Amendment; violations of Brady v. Maryland, 373 U.S.
83 (1963), amounting to violations of plaintiffs' rights
to a fair trial protected by the Due Process Clause of the
Fourteenth Amendment; violation of plaintiffs' rights
under Article 2 §§ 2, 6, 9, 15 of the Arkansas
State Constitution; state law tort claim of malicious
prosecution; and state law tort claim of false imprisonment
(Id., ¶¶ 2, 42, 44, 46, 48-66). Plaintiffs
seek damages to compensate for the purported mental anguish
and humiliation suffered in the past and to be experienced
for an indefinite time in the future, the loss of use of
their property continuously held by defendants, and the
needless expenditure of funds for attorneys' fees and
cost of attending hearings and trials to fight the charges
against them (Id., ¶¶ 68).
Rule of Civil Procedure 12(b)(6) permits dismissal for
“failure to state a claim upon which relief can be
granted.” Fed.R.Civ.P. 12(b)(6). To survive a motion to

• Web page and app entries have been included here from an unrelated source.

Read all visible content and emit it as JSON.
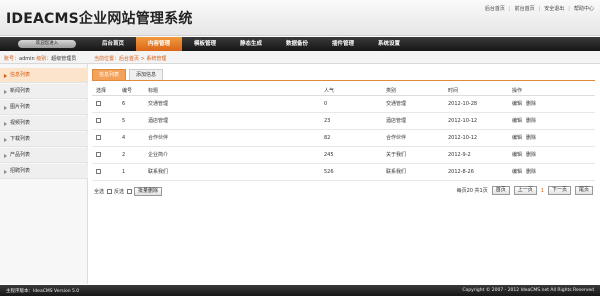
{
  "header": {
    "logo": "IDEACMS企业网站管理系统",
    "links": [
      "后台首页",
      "前台首页",
      "安全退出",
      "帮助中心"
    ]
  },
  "nav": {
    "welcome": "欢迎您进入",
    "items": [
      "后台首页",
      "内容管理",
      "模板管理",
      "静态生成",
      "数据备份",
      "插件管理",
      "系统设置"
    ],
    "active_index": 1
  },
  "subbar": {
    "user_label": "账号：",
    "user_value": "admin",
    "level_label": "级别：",
    "level_value": "超级管理员",
    "breadcrumb": "当前位置：后台首页 > 系统管理"
  },
  "sidebar": {
    "items": [
      "信息列表",
      "新闻列表",
      "图片列表",
      "视频列表",
      "下载列表",
      "产品列表",
      "招聘列表"
    ],
    "active_index": 0
  },
  "tabs": [
    "信息列表",
    "添加信息"
  ],
  "table": {
    "headers": [
      "选择",
      "编号",
      "标题",
      "人气",
      "类别",
      "时间",
      "操作"
    ],
    "rows": [
      {
        "id": "6",
        "title": "交通管理",
        "views": "0",
        "category": "交通管理",
        "time": "2012-10-28",
        "edit": "编辑",
        "del": "删除"
      },
      {
        "id": "5",
        "title": "酒店管理",
        "views": "23",
        "category": "酒店管理",
        "time": "2012-10-12",
        "edit": "编辑",
        "del": "删除"
      },
      {
        "id": "4",
        "title": "合作伙伴",
        "views": "82",
        "category": "合作伙伴",
        "time": "2012-10-12",
        "edit": "编辑",
        "del": "删除"
      },
      {
        "id": "2",
        "title": "企业简介",
        "views": "245",
        "category": "关于我们",
        "time": "2012-9-2",
        "edit": "编辑",
        "del": "删除"
      },
      {
        "id": "1",
        "title": "联系我们",
        "views": "526",
        "category": "联系我们",
        "time": "2012-8-26",
        "edit": "编辑",
        "del": "删除"
      }
    ]
  },
  "bulk": {
    "select_all": "全选",
    "invert": "反选",
    "delete_button": "批量删除"
  },
  "pager": {
    "summary": "每页20 共1页",
    "first": "首页",
    "prev": "上一页",
    "current": "1",
    "next": "下一页",
    "last": "尾页"
  },
  "footer": {
    "version": "主程序版本：IdeaCMS Version 5.0",
    "copyright": "Copyright © 2007 - 2012 IdeaCMS.net All Rights Reserved"
  }
}
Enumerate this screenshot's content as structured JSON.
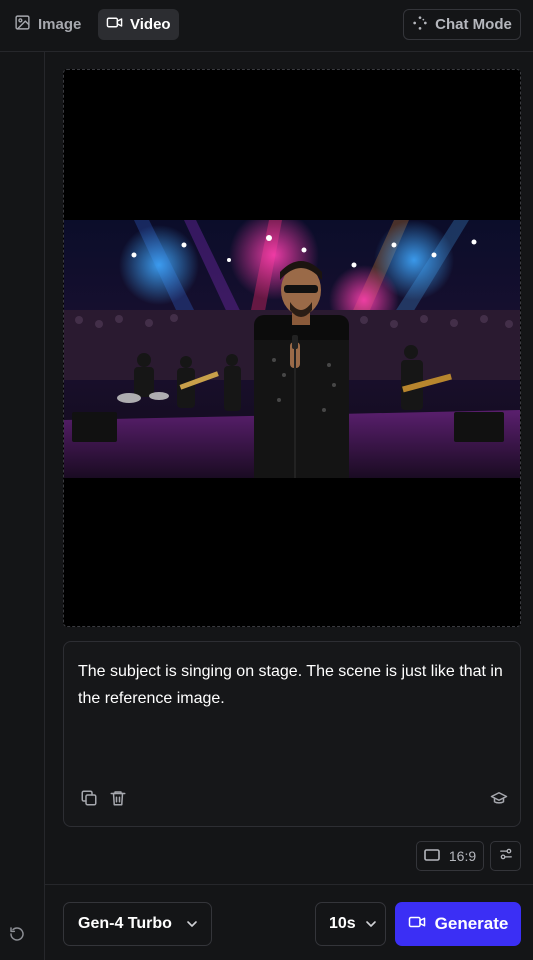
{
  "tabs": {
    "image_label": "Image",
    "video_label": "Video",
    "active": "Video"
  },
  "chat_mode": {
    "label": "Chat Mode"
  },
  "media": {
    "description_icon": "concert-stage-photo"
  },
  "prompt": {
    "text": "The subject is singing on stage. The scene is just like that in the reference image.",
    "icons": [
      "copy-icon",
      "trash-icon",
      "graduation-cap-icon"
    ]
  },
  "aspect_ratio": {
    "label": "16:9"
  },
  "model": {
    "selected": "Gen-4 Turbo"
  },
  "duration": {
    "selected": "10s"
  },
  "generate": {
    "label": "Generate"
  },
  "colors": {
    "background": "#141517",
    "accent": "#3b2ff5",
    "border": "#34353a"
  }
}
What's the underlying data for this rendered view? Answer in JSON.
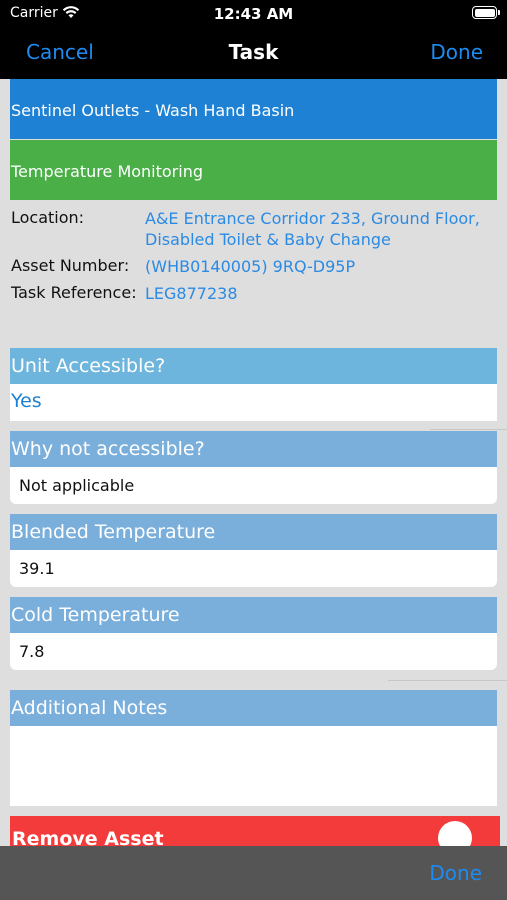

dismiss under Federal Rule of Civil Procedure 12(b)(6), a
“complaint must contain sufficient factual matter,
accepted as true, ‘to state a claim to relief that is
plausible on its face.'” Braden v. Wal-Mart
Stores, Inc., 588 F.3d 585, 594 (8th Cir. 2009) (quoting
Ashcroft v. Iqbal, 566 U.S. 662, 678 (2009)). A
claim is plausible on its face “when the plaintiff
pleads factual content that allows the court to draw the
reasonable inference that the defendant is liable for the
misconduct alleged.” Iqbal, 588 F.3d at 678
(citing Bell Atlantic Corp. v. Twombly, 550 U.S.
544, 556 (2007)). “When ruling on a motion to dismiss,
the district court must accept the allegations contained in
the complaint as true and all reasonable inferences from the
complaint must be drawn in favor of the nonmoving
party.” Young v. City of St. Charles, 244 F.3d
623, 627 (8th Cir. 2001) (citing Hafley v. Lohman,
90 F.3d 264, 266 (8th Cir. 1996)).
considering the dual motions to dismiss, the Court first
addresses the federal claims plaintiffs allege generally in
their complaint (Dkt. No. 1). Plaintiffs allege unreasonable
searches and seizures in violation of the Fourth Amendment
and violations of the Due Process Clause of the Fourteenth
Fourth Amendment Claims
Court takes each motion to dismiss in turn with regard to
plaintiffs' Fourth Amendment claims.
Mr. Hudson's ...